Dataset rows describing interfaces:

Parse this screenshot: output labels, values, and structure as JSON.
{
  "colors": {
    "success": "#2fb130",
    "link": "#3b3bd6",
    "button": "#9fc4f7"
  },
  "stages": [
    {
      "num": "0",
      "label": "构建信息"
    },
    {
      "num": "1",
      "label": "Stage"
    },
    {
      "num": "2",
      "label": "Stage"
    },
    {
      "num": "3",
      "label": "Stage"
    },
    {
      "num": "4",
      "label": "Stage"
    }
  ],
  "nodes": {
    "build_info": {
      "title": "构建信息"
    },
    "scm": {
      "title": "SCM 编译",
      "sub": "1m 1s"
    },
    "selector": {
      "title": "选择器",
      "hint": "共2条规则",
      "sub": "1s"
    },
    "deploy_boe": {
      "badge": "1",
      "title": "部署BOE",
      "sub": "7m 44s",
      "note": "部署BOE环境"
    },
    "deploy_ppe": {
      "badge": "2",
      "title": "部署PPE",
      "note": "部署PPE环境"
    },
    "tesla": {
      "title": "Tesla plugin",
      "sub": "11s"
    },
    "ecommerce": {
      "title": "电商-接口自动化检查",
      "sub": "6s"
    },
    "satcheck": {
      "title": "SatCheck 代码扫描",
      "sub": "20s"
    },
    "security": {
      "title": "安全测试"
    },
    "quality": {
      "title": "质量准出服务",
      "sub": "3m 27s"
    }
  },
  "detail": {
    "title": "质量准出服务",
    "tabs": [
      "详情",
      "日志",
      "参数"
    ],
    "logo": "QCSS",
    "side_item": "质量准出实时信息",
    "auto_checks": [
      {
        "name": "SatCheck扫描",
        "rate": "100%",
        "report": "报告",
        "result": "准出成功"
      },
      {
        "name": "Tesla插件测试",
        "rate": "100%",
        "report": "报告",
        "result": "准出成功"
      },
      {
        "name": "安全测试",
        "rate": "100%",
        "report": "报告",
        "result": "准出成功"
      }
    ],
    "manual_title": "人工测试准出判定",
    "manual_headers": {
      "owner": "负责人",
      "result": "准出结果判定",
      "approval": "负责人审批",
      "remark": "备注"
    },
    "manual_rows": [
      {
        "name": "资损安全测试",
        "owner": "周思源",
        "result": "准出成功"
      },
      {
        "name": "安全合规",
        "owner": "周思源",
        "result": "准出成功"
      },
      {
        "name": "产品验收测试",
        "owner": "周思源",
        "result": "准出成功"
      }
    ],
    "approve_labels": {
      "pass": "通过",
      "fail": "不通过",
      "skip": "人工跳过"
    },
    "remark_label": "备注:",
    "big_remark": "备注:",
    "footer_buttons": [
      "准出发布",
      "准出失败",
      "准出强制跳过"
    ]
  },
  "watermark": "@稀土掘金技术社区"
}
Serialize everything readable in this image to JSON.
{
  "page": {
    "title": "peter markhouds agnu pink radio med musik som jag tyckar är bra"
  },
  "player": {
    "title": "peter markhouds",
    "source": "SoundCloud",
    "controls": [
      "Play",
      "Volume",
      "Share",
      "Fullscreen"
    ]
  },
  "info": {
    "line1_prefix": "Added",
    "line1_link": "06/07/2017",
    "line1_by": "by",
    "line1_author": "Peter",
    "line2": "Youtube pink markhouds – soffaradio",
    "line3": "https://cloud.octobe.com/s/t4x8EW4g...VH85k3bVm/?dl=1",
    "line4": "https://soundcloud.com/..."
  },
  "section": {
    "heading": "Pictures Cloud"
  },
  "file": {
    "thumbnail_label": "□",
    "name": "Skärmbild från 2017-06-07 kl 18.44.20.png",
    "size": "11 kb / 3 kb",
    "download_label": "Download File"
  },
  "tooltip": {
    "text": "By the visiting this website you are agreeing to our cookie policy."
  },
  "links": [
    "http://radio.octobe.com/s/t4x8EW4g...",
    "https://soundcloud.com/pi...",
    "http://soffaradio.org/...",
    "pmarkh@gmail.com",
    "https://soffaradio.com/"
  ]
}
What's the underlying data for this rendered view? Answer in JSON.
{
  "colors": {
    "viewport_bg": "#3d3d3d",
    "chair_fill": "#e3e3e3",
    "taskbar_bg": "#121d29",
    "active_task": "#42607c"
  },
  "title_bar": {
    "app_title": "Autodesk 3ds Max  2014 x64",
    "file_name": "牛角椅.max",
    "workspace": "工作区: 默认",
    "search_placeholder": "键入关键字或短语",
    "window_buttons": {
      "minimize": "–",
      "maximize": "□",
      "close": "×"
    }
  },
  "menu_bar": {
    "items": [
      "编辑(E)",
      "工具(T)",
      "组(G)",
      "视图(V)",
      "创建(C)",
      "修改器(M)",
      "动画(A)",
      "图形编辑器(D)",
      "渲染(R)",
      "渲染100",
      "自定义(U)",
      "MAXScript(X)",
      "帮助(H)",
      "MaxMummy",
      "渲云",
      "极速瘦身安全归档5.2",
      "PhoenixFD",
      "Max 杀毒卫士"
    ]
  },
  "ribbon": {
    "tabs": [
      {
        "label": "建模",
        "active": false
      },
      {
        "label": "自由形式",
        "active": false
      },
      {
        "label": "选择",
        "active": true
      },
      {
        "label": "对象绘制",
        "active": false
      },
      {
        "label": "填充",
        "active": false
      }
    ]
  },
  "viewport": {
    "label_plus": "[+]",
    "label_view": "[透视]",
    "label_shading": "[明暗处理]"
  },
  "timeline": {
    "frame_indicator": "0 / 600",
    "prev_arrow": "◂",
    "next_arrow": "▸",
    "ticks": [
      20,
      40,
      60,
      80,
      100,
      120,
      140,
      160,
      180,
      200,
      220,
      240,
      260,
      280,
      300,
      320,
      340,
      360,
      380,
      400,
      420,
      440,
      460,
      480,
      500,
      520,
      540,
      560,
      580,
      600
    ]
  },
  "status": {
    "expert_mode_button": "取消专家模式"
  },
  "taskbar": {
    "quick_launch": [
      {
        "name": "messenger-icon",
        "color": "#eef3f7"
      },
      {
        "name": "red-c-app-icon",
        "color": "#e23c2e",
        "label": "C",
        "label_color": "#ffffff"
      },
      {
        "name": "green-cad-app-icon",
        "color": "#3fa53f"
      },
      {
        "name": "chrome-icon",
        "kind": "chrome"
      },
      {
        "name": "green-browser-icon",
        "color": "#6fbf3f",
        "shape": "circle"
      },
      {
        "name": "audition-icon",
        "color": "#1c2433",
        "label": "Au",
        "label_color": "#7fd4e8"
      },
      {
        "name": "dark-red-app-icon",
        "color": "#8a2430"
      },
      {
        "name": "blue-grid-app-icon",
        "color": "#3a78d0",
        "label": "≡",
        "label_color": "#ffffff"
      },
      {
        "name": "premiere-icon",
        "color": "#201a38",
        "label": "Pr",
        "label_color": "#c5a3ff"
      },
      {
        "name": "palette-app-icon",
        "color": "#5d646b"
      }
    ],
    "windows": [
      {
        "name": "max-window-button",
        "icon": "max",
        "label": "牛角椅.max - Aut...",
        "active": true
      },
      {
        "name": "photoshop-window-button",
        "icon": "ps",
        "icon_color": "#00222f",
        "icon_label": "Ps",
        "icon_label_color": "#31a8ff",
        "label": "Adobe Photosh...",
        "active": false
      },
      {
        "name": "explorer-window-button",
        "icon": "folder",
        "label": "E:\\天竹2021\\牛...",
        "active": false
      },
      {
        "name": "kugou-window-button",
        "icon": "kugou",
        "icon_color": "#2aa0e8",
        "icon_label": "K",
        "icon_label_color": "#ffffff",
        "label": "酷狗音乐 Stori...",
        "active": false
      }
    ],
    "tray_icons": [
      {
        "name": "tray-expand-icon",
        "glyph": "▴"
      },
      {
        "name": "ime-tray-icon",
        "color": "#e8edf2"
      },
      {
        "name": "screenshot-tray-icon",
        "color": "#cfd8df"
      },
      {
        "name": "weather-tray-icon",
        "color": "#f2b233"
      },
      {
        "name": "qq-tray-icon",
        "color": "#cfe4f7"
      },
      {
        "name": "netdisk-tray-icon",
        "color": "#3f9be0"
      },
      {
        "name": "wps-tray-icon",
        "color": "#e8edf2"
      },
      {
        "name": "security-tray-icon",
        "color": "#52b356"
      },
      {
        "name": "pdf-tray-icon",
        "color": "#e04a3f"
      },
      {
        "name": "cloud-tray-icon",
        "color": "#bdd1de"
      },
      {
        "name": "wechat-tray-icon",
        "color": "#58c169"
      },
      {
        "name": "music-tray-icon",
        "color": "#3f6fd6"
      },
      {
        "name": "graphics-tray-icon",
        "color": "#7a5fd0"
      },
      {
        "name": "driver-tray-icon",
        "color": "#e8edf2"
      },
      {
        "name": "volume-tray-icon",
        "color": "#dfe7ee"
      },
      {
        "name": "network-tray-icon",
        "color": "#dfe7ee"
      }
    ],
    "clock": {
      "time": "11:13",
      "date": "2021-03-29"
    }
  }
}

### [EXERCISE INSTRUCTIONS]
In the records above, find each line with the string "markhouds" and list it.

### [RESPONSE BELOW]
    "title": "peter markhouds agnu pink radio med musik som jag tyckar är bra"
    "title": "peter markhouds",
    "line2": "Youtube pink markhouds – soffaradio",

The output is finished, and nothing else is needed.